If the astigmatism element of your prescription has changed, it can take longer to adjust. It may seem like your vision is ‘sloping’ or ‘distorted’ or your eyes feels ‘swimmy’ when you move your head around.

If you’re under 40 with a long-sighted prescription, it might feel like your vision isn’t really clear when first putting your glasses on – occasionally some people even think their vision looks worse. Your optometrist and store team will be able to advise you on how best to adjust to this. Sometimes it’s best to persevere and wear the glasses full time, or you may be advised to build up the wearing time gradually.

How can lens treatments help?

Our range of lens extras and treatments are designed to protect or enhance your lenses. You can find more information about them here.

What is the refund policy?

We want you to be completely happy with your purchase at Specsavers. If you have any concerns within 100 days of the date of purchase, we will put it right. No quibble, no fuss.

Getting used to varifocals

Varifocals have different zones across the lens for vision requirements – this can take some time to get used to.

What should I expect with new varifocals?

Thanks to the detailed measurements we take, most people adjust quickly but others may experience slight dizziness at first when moving quickly from one viewing area to the next.

Your eyes and brain will quickly work out which part of the varifocal lens you need to look through for optimum vision, and initially this will mean learning to move your head about a little more, rather than solely relying on moving your eyes around.

Most first-time varifocal wearers really enjoy the full range of vision they get, from distance to near, without having to change or take off glasses, and once adjusted to the new frames they often forget they’re wearing them.

How long will it take to get used to varifocals?

Your brain needs some time to get used to the new viewing areas of your varifocals, especially if you’re trying them for the first time. This can take a few days or weeks.

Compared to varifocal designs from 10 or 20 years ago, modern varifocals lenses have more comfortable and user-friendly transition zones between the different strengths. So most people find they can adapt quite easily and quickly to wearing varifocals.

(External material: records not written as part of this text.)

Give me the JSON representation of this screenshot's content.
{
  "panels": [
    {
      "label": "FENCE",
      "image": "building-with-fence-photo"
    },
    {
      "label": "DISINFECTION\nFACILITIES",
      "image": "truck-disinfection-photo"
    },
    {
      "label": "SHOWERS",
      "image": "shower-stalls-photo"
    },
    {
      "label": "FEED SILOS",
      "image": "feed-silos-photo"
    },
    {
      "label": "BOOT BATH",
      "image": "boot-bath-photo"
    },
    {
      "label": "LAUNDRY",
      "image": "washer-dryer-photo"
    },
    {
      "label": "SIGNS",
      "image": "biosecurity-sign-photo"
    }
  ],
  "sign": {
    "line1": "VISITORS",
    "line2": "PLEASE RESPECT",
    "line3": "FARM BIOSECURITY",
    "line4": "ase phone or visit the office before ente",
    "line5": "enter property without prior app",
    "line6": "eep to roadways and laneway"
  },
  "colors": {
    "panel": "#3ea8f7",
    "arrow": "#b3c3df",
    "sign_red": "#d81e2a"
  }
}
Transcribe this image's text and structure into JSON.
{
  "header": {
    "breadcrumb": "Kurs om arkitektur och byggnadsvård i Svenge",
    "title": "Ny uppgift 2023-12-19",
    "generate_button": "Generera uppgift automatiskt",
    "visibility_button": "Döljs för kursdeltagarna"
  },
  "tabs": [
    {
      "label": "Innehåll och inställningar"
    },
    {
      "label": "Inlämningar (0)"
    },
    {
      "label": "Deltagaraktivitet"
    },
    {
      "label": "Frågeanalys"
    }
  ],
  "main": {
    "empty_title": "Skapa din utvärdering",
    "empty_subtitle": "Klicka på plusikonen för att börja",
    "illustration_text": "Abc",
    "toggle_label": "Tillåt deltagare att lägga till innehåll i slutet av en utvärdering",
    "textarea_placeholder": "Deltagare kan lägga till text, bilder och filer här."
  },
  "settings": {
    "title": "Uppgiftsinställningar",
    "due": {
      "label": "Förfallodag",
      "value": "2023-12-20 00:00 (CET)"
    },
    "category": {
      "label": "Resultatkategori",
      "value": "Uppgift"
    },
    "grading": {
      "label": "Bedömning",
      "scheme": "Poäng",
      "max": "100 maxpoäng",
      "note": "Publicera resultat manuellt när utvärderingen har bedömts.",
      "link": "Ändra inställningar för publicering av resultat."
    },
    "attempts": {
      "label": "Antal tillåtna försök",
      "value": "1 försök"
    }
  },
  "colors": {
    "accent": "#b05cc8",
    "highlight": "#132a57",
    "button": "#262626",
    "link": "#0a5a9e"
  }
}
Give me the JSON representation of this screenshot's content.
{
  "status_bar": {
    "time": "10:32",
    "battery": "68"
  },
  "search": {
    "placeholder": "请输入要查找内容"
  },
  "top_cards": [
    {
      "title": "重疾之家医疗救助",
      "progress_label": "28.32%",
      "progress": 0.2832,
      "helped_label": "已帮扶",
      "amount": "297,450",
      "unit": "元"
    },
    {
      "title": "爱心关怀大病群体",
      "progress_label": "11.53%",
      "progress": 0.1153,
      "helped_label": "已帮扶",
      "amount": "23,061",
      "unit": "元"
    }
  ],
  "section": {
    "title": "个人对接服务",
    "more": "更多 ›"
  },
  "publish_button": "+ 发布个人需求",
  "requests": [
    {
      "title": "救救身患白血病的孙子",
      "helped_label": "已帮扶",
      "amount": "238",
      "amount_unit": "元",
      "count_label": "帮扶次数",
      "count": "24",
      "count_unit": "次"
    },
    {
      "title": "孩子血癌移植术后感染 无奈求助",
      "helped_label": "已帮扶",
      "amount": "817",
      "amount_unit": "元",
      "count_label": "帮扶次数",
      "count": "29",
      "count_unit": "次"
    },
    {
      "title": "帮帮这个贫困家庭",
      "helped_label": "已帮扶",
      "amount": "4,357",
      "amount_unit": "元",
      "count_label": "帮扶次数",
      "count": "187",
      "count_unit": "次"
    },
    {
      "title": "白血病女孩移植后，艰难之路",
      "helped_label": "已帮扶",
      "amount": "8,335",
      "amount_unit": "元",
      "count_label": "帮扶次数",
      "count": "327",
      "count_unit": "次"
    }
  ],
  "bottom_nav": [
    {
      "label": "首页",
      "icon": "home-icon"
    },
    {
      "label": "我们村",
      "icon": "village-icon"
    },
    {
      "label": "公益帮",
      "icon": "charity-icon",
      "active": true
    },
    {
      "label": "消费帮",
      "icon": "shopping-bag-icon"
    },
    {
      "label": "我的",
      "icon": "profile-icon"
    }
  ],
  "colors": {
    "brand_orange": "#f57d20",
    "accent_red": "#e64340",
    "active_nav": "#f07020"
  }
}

Even though it might feel strange, it’s best to keep wearing your glasses so that your eyes can gradually adjust.

Is it normal to get headaches in the early days of wearing new varifocals?

Some people may experience headaches and dizziness (usually mild) when they’re getting used to new varifocals. This is common if you have a history of being sensitive to changes in your vision or taking more time to adjust to new glasses in the past.

These symptoms will naturally subside the more you wear your varifocals, but if they persist and are consistent with wearing the new glasses, please give us a call and we can arrange a suitable time for you to come back into store. It may be that the frame needs to be tweaked to reduce this effect.

Is it safe to drive with varifocals?

Yes – many people actually feel that they are safer driving with varifocals as they can see all the car instruments and dial clearly as well as the road in front of them.

Like with anything, only drive once you feel comfortable and adjusted to your new varifocals. Try being a passenger in the car first if you are concerned – if your vision feels good there should be no reason why you can’t drive yourself.

Are there any safety tips when wearing varifocals for the first time?

The magnified element of a varifocal is found at the bottom and helps with reading and close-up work. This can mean that as well as magnifying near print, you also notice that other objects appear magnified when you glance down. This is something to keep in mind when you first wear varifocals, particularly when you’re going down stairs or judging where kerbs or steps are.

Remember to move your whole head downwards a little more, towards your chin, so you’re looking more towards the top of the varifocal lens when getting used to judging distances and working out where kerbs and steps are. But once you get familiar with the varifocals this will become much more natural.

Haven’t found what you’re looking for?

If you have any other questions that haven’t been covered on this page, please call your local store, or book an appointment today.